History of Judaism in Kurdistan








jews of kurdistan

The Kurds and Islam
The Jews of Kurdistan
Kulano - Jews of Kurdistan
History of Judaism in Kurdistan
Kurds and Jews: Language and Contact 
The Genetic Bonds Between Kurds and Jews
The Jews of Kurdistan Daily Life, Customs, Arts and Crafts

Israel and the Kurds
Kurdish Jewry - Hebrew
Saved by "Operation Ali Baba"
Between the Babylonian and the Kurdistan Jews
Genetic evidence links Jews to their ancient tribe
Evolution of a Genetic Disease in an Ethnic Isolate
Jews as part of the genetic landscape of the Middle East

Much, if not most, of this information has been passed to me via Mizgin, whose blog about Kurdish and current events in the middle east is highly recommended. Be prepared to have your comfortable theses challenged there!

The history of Judaism in Kurdistan is ancient. The Talmud holds that Jewish deportees were settled in Kurdistan 2800 years ago by the Assyrian king Shalmaneser Ill (r. 858-824 BC). As indicated in the Talmud, the Jews eventually were given permission by the rabbinic authorities to convert local Kurds. They were exceptionally successful in their endeavor.

Jews remained a populous group in Kurdistan until the middle of the present century and the creation of the state of Israel. At home and in the synagogues, Kurdish Jews speak a form of ancient Aramaic ... and in commerce and the larger society they speak Kurdish. Many aspects of Kurdish and Jewish life and culture have become so intertwined that some of the most popular folk stories accounting for Kurdish ethnic origins connect them with the Jews. Some maintain that the Kurds sprang from one of the lost tribes of Israel, while others assert that the Kurds emerged through an episode involving King Solomon and the genies under his command (see Folklore & Folk Tales).

The relative freedom of Kurdish women among the Kurdish Jews led in the 17th century to the ordination of the first woman rabbi, Rabbi Asenath Bârzâni, the daughter of the illustrious Rabbi Samuel Bârzâni (d. ca. 1630), who founded many Judaic schools and seminaries in Kurdistan. For her was coined the term tanna'ith, the feminine form for a Talmudic scholar. Eventually, MAMA ("Lady") Asenath became the head of the prestigious Judaic academy at Mosul (Mann 1932).

Read more at Kurdistanica
Those of you into contemporary Iraqi events will note the name "Bârzâni", an old and illustrious name in the area even today!

The following excerpt of an article by Josh Goodman of Yale provides more background in relation to Kurdish Jews and also investigates the relationship between Israel and Kurdistan today:

A Fading Generation: The Jews of Kurdistan

By the early 1950s, virtually the entire Jewish community of Kurdistan—a rugged, mostly mountainous region comprising parts of Turkey, Syria, Iraq, Iran, and the Caucasus, where Jews had lived since antiquity—had been completely relocated to Israel.

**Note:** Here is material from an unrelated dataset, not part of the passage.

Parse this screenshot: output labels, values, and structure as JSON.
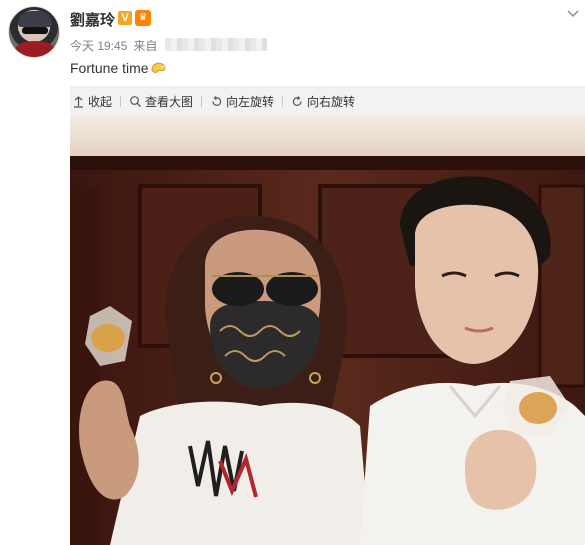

The vast majority of Kurdish Jews, who were primarily concentrated in northern Iraq, left Kurdistan in the mass aliyah (immigration to Israel) of 1950-51, which brought almost all Iraqi Jews to Israel and signaled the end of thousands of years of Jewish history in the lands once known as Assyria and Babylon.

In general, the native language of the Jews of Kurdistan was neither Arabic—like most Iraqi Jews—nor Kurdish. Instead, the Jews (and Christians) of Kurdistan spoke dialects of Aramaic—a Semitic language, similar to Hebrew. Aramaic, the language of the Talmud and parts of the Bible, was the international language of trade and commerce in the ancient Middle East with a status similar to that of English in the modern world. The Kurdish Jews spoke their own unique dialects of the language, however, which possessed many words borrowed from Kurdish.3
The Kurdish Jews in Israel, along with a small number of Assyrian Christians, are among the last remaining Aramaic speakers in the world; many scholars believe the language will disappear as a spoken language within a generation.4